Like individuals, small businesses will be able to shop for coverage via the exchange, but whether they’ll be able to get a better deal remains unclear. Some experts warn that average premiums in the exchange could rise because the health reform law requires improved benefits. But consumers could pay less in out-of-pocket medical costs because of the new requirements.
Historically, statewide public insurance programs have started slow. But under the Obama administration’s reform plan state officials don’t have the luxury of much time.
California officials plan to spend nearly $90 million next year on marketing and raising public awareness about the exchange. The proposed campaign calls for conventional advertising and grass-roots efforts at churches, schools and cultural events.
About half of California’s 7 million uninsured are Latinos, according to the exchange. To reach those who are eligible for coverage, the state may sponsor professional and recreational soccer leagues and court bloggers popular with Latino mothers. Officials also may hit up Hollywood to get TV shows such as “Modern Family” or “Grey’s Anatomy” to weave the health insurance expansion into their scripts.
Californians who are sick are expected to quickly sign up for subsidized private insurance through the state exchange. But to keep premiums down, the state also needs large numbers of healthy people to sign up.
“It is vital to the success of the exchange that we have mass enrollment on Day One,” said Anthony Wright, executive director of the consumer group Health Access California.
On the Medi-Cal side, the federal government will cover the entire cost of care for newly eligible enrollees for the first three years, starting Jan. 1, 2014. That means the state will lose money for any patient it treats who could have been covered.
California got a head start on expanding Medi-Cal coverage by signing up more than 550,000 low-income people in a temporary program.
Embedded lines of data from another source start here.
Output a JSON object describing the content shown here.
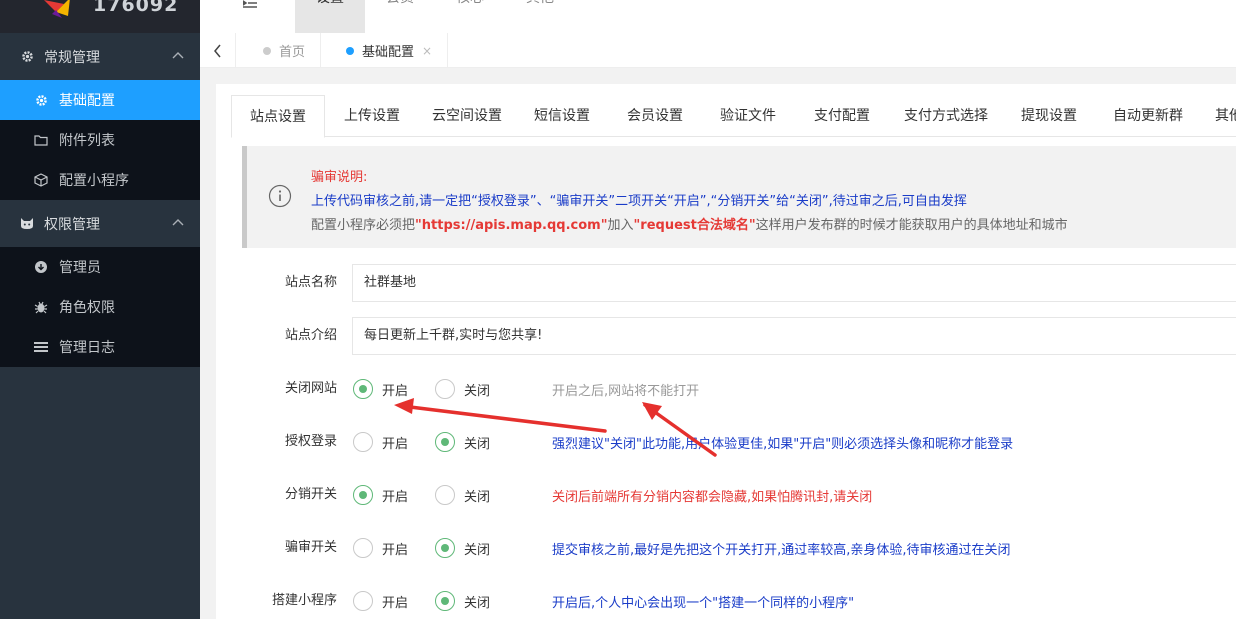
{
  "app": {
    "logo_text": "176092"
  },
  "sidebar": {
    "groups": [
      {
        "label": "常规管理",
        "icon": "gear-icon",
        "items": [
          {
            "label": "基础配置",
            "icon": "gear-icon",
            "active": true
          },
          {
            "label": "附件列表",
            "icon": "folder-icon"
          },
          {
            "label": "配置小程序",
            "icon": "cube-icon"
          }
        ]
      },
      {
        "label": "权限管理",
        "icon": "cat-icon",
        "items": [
          {
            "label": "管理员",
            "icon": "user-circle-icon"
          },
          {
            "label": "角色权限",
            "icon": "bug-icon"
          },
          {
            "label": "管理日志",
            "icon": "list-icon"
          }
        ]
      }
    ]
  },
  "topbar": {
    "tabs": [
      "设置",
      "会员",
      "核心",
      "其他"
    ],
    "active_tab": "设置"
  },
  "pagetabs": {
    "items": [
      {
        "label": "首页"
      },
      {
        "label": "基础配置",
        "active": true,
        "close": "×"
      }
    ]
  },
  "settings_tabs": [
    "站点设置",
    "上传设置",
    "云空间设置",
    "短信设置",
    "会员设置",
    "验证文件",
    "支付配置",
    "支付方式选择",
    "提现设置",
    "自动更新群",
    "其他"
  ],
  "notice": {
    "title": "骗审说明:",
    "line2": "上传代码审核之前,请一定把“授权登录”、“骗审开关”二项开关“开启”,“分销开关”给“关闭”,待过审之后,可自由发挥",
    "line3_a": "配置小程序必须把",
    "line3_url": "\"https://apis.map.qq.com\"",
    "line3_b": "加入",
    "line3_domain": "\"request合法域名\"",
    "line3_c": "这样用户发布群的时候才能获取用户的具体地址和城市"
  },
  "form": {
    "site_name_label": "站点名称",
    "site_name_value": "社群基地",
    "site_intro_label": "站点介绍",
    "site_intro_value": "每日更新上千群,实时与您共享!",
    "on_label": "开启",
    "off_label": "关闭",
    "switches": [
      {
        "label": "关闭网站",
        "value": "开启",
        "hint": "开启之后,网站将不能打开",
        "hint_color": "gray"
      },
      {
        "label": "授权登录",
        "value": "关闭",
        "hint": "强烈建议\"关闭\"此功能,用户体验更佳,如果\"开启\"则必须选择头像和昵称才能登录",
        "hint_color": "blue"
      },
      {
        "label": "分销开关",
        "value": "开启",
        "hint": "关闭后前端所有分销内容都会隐藏,如果怕腾讯封,请关闭",
        "hint_color": "red"
      },
      {
        "label": "骗审开关",
        "value": "关闭",
        "hint": "提交审核之前,最好是先把这个开关打开,通过率较高,亲身体验,待审核通过在关闭",
        "hint_color": "blue"
      },
      {
        "label": "搭建小程序",
        "value": "关闭",
        "hint": "开启后,个人中心会出现一个\"搭建一个同样的小程序\"",
        "hint_color": "blue"
      }
    ]
  },
  "colors": {
    "sidebar_bg": "#28333e",
    "active_blue": "#1e9fff",
    "radio_green": "#5fb878",
    "annotation_red": "#e5302d"
  }
}
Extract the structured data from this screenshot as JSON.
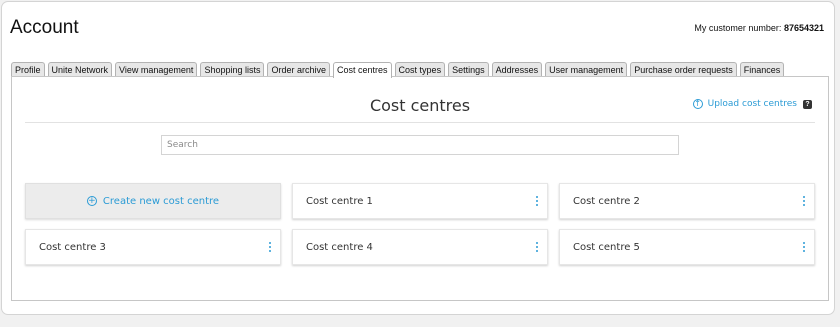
{
  "header": {
    "title": "Account",
    "customer_label": "My customer number:",
    "customer_number": "87654321"
  },
  "tabs": [
    {
      "label": "Profile",
      "name": "tab-profile"
    },
    {
      "label": "Unite Network",
      "name": "tab-unite-network"
    },
    {
      "label": "View management",
      "name": "tab-view-management"
    },
    {
      "label": "Shopping lists",
      "name": "tab-shopping-lists"
    },
    {
      "label": "Order archive",
      "name": "tab-order-archive"
    },
    {
      "label": "Cost centres",
      "name": "tab-cost-centres",
      "active": true
    },
    {
      "label": "Cost types",
      "name": "tab-cost-types"
    },
    {
      "label": "Settings",
      "name": "tab-settings"
    },
    {
      "label": "Addresses",
      "name": "tab-addresses"
    },
    {
      "label": "User management",
      "name": "tab-user-management"
    },
    {
      "label": "Purchase order requests",
      "name": "tab-purchase-order-requests"
    },
    {
      "label": "Finances",
      "name": "tab-finances"
    }
  ],
  "panel": {
    "title": "Cost centres",
    "upload_label": "Upload cost centres",
    "help_label": "?",
    "search_placeholder": "Search",
    "create_label": "Create new cost centre",
    "cost_centres": [
      "Cost centre 1",
      "Cost centre 2",
      "Cost centre 3",
      "Cost centre 4",
      "Cost centre 5"
    ]
  },
  "colors": {
    "accent": "#2b9bd5",
    "text": "#333333",
    "tab_bg": "#e7e7e7"
  },
  "icons": {
    "upload": "upload-circle-icon",
    "create": "plus-circle-icon",
    "menu": "vertical-dots-icon",
    "help": "question-mark-icon"
  }
}
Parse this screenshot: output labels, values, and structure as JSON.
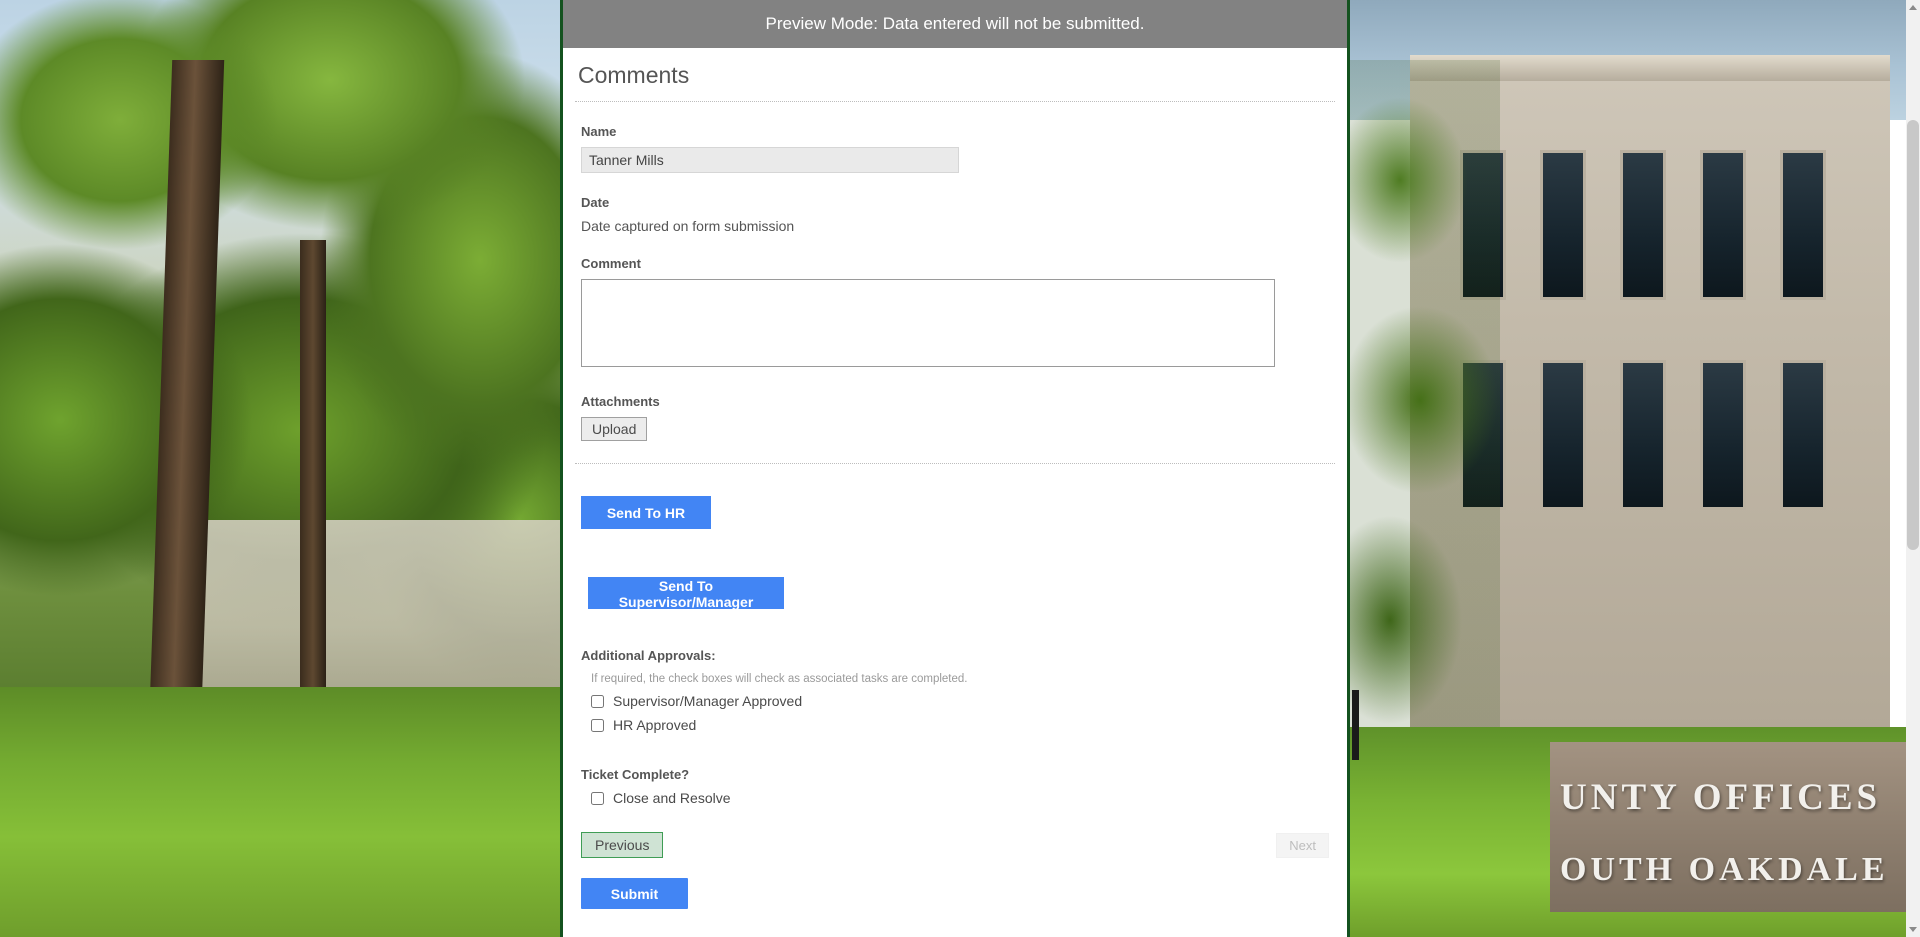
{
  "banner": {
    "message": "Preview Mode: Data entered will not be submitted."
  },
  "form": {
    "section_title": "Comments",
    "name": {
      "label": "Name",
      "value": "Tanner Mills",
      "placeholder": ""
    },
    "date": {
      "label": "Date",
      "value": "Date captured on form submission"
    },
    "comment": {
      "label": "Comment",
      "value": "",
      "placeholder": ""
    },
    "attachments": {
      "label": "Attachments",
      "upload_label": "Upload"
    },
    "actions": {
      "send_to_hr": "Send To HR",
      "send_to_supervisor": "Send To Supervisor/Manager"
    },
    "approvals": {
      "title": "Additional Approvals:",
      "helper": "If required, the check boxes will check as associated tasks are completed.",
      "items": [
        {
          "label": "Supervisor/Manager Approved",
          "checked": false
        },
        {
          "label": "HR Approved",
          "checked": false
        }
      ]
    },
    "ticket": {
      "title": "Ticket Complete?",
      "items": [
        {
          "label": "Close and Resolve",
          "checked": false
        }
      ]
    },
    "navigation": {
      "previous": "Previous",
      "next": "Next",
      "submit": "Submit"
    }
  },
  "background": {
    "sign_line1": "UNTY OFFICES",
    "sign_line2": "OUTH OAKDALE"
  },
  "colors": {
    "banner_bg": "#828282",
    "primary_button": "#4285f4",
    "previous_button": "#cfe3d4",
    "previous_border": "#3f9d55",
    "input_bg": "#eaeaea",
    "frame_border": "#14521f"
  }
}
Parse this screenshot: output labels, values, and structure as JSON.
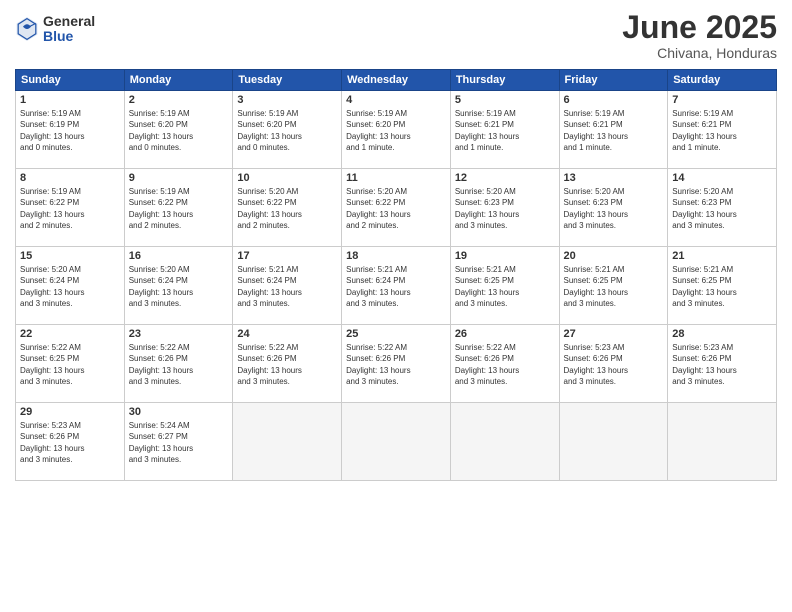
{
  "logo": {
    "general": "General",
    "blue": "Blue"
  },
  "title": "June 2025",
  "subtitle": "Chivana, Honduras",
  "days": [
    "Sunday",
    "Monday",
    "Tuesday",
    "Wednesday",
    "Thursday",
    "Friday",
    "Saturday"
  ],
  "cells": [
    {
      "day": "1",
      "sunrise": "5:19 AM",
      "sunset": "6:19 PM",
      "daylight": "13 hours and 0 minutes."
    },
    {
      "day": "2",
      "sunrise": "5:19 AM",
      "sunset": "6:20 PM",
      "daylight": "13 hours and 0 minutes."
    },
    {
      "day": "3",
      "sunrise": "5:19 AM",
      "sunset": "6:20 PM",
      "daylight": "13 hours and 0 minutes."
    },
    {
      "day": "4",
      "sunrise": "5:19 AM",
      "sunset": "6:20 PM",
      "daylight": "13 hours and 1 minute."
    },
    {
      "day": "5",
      "sunrise": "5:19 AM",
      "sunset": "6:21 PM",
      "daylight": "13 hours and 1 minute."
    },
    {
      "day": "6",
      "sunrise": "5:19 AM",
      "sunset": "6:21 PM",
      "daylight": "13 hours and 1 minute."
    },
    {
      "day": "7",
      "sunrise": "5:19 AM",
      "sunset": "6:21 PM",
      "daylight": "13 hours and 1 minute."
    },
    {
      "day": "8",
      "sunrise": "5:19 AM",
      "sunset": "6:22 PM",
      "daylight": "13 hours and 2 minutes."
    },
    {
      "day": "9",
      "sunrise": "5:19 AM",
      "sunset": "6:22 PM",
      "daylight": "13 hours and 2 minutes."
    },
    {
      "day": "10",
      "sunrise": "5:20 AM",
      "sunset": "6:22 PM",
      "daylight": "13 hours and 2 minutes."
    },
    {
      "day": "11",
      "sunrise": "5:20 AM",
      "sunset": "6:22 PM",
      "daylight": "13 hours and 2 minutes."
    },
    {
      "day": "12",
      "sunrise": "5:20 AM",
      "sunset": "6:23 PM",
      "daylight": "13 hours and 3 minutes."
    },
    {
      "day": "13",
      "sunrise": "5:20 AM",
      "sunset": "6:23 PM",
      "daylight": "13 hours and 3 minutes."
    },
    {
      "day": "14",
      "sunrise": "5:20 AM",
      "sunset": "6:23 PM",
      "daylight": "13 hours and 3 minutes."
    },
    {
      "day": "15",
      "sunrise": "5:20 AM",
      "sunset": "6:24 PM",
      "daylight": "13 hours and 3 minutes."
    },
    {
      "day": "16",
      "sunrise": "5:20 AM",
      "sunset": "6:24 PM",
      "daylight": "13 hours and 3 minutes."
    },
    {
      "day": "17",
      "sunrise": "5:21 AM",
      "sunset": "6:24 PM",
      "daylight": "13 hours and 3 minutes."
    },
    {
      "day": "18",
      "sunrise": "5:21 AM",
      "sunset": "6:24 PM",
      "daylight": "13 hours and 3 minutes."
    },
    {
      "day": "19",
      "sunrise": "5:21 AM",
      "sunset": "6:25 PM",
      "daylight": "13 hours and 3 minutes."
    },
    {
      "day": "20",
      "sunrise": "5:21 AM",
      "sunset": "6:25 PM",
      "daylight": "13 hours and 3 minutes."
    },
    {
      "day": "21",
      "sunrise": "5:21 AM",
      "sunset": "6:25 PM",
      "daylight": "13 hours and 3 minutes."
    },
    {
      "day": "22",
      "sunrise": "5:22 AM",
      "sunset": "6:25 PM",
      "daylight": "13 hours and 3 minutes."
    },
    {
      "day": "23",
      "sunrise": "5:22 AM",
      "sunset": "6:26 PM",
      "daylight": "13 hours and 3 minutes."
    },
    {
      "day": "24",
      "sunrise": "5:22 AM",
      "sunset": "6:26 PM",
      "daylight": "13 hours and 3 minutes."
    },
    {
      "day": "25",
      "sunrise": "5:22 AM",
      "sunset": "6:26 PM",
      "daylight": "13 hours and 3 minutes."
    },
    {
      "day": "26",
      "sunrise": "5:22 AM",
      "sunset": "6:26 PM",
      "daylight": "13 hours and 3 minutes."
    },
    {
      "day": "27",
      "sunrise": "5:23 AM",
      "sunset": "6:26 PM",
      "daylight": "13 hours and 3 minutes."
    },
    {
      "day": "28",
      "sunrise": "5:23 AM",
      "sunset": "6:26 PM",
      "daylight": "13 hours and 3 minutes."
    },
    {
      "day": "29",
      "sunrise": "5:23 AM",
      "sunset": "6:26 PM",
      "daylight": "13 hours and 3 minutes."
    },
    {
      "day": "30",
      "sunrise": "5:24 AM",
      "sunset": "6:27 PM",
      "daylight": "13 hours and 3 minutes."
    }
  ]
}
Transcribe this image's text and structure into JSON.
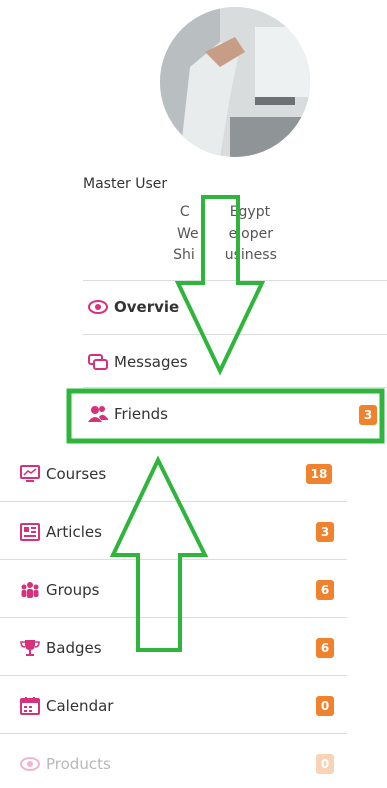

Those patients are expected to automatically transition into Medi-Cal in 2014.
Antonia Santana, a self-employed housekeeper, is covered by the interim program, Healthy Way L.A. Santana, 50, said she has high blood pressure and relies on the coverage for her medication and doctors’ visits. She hopes to receive Medi-Cal coverage when the healthcare overhaul takes effect. “I won’t have to be thinking, ‘If I get sick, where am I going to go? How am I going to pay for that?’ ” she said.
In addition to marketing, state health officials are investing millions of dollars in a website and enrollment system intended to present consumers their options and costs.
However, up to 75% of applicants are expected to need face-to-face help navigating the enrollment process. They could include poor families, middle-income working residents, homeless people and small-business owners. That will mean that an estimated 25,000 paid and unpaid representatives speaking as many as 13 languages will need to be recruited, trained and dispatched.
“The state has to figure out how to reach all of these groups, and they all require a different strategy,” said Larry Levitt, senior vice president of the Kaiser Family Foundation. “Boring federal government public service announcements airing at 2 in the morning are not going to work.”
Community, religious and health advocacy organizations are expected to play a critical role. Chu of OneLA said the best outreach strategy is inviting people to sit down with someone they trust. “This isn’t a model of let’s build it and they will come,” he said. “They have got to go to where the customers are.”
For patients who fall though the cracks or get tangled up in the new bureaucracy, organizations like the Pacoima-based Neighborhood Legal Services hope to help. The group is already dealing with billing problems and lack of access to care in Healthy Way L.A. As the healthcare overhaul ramps up, the group’s hotline is likely to get many more calls.
“It’s going to be a very bumpy road,” said Cori Racela, a staff attorney. “And things are not that smooth already.”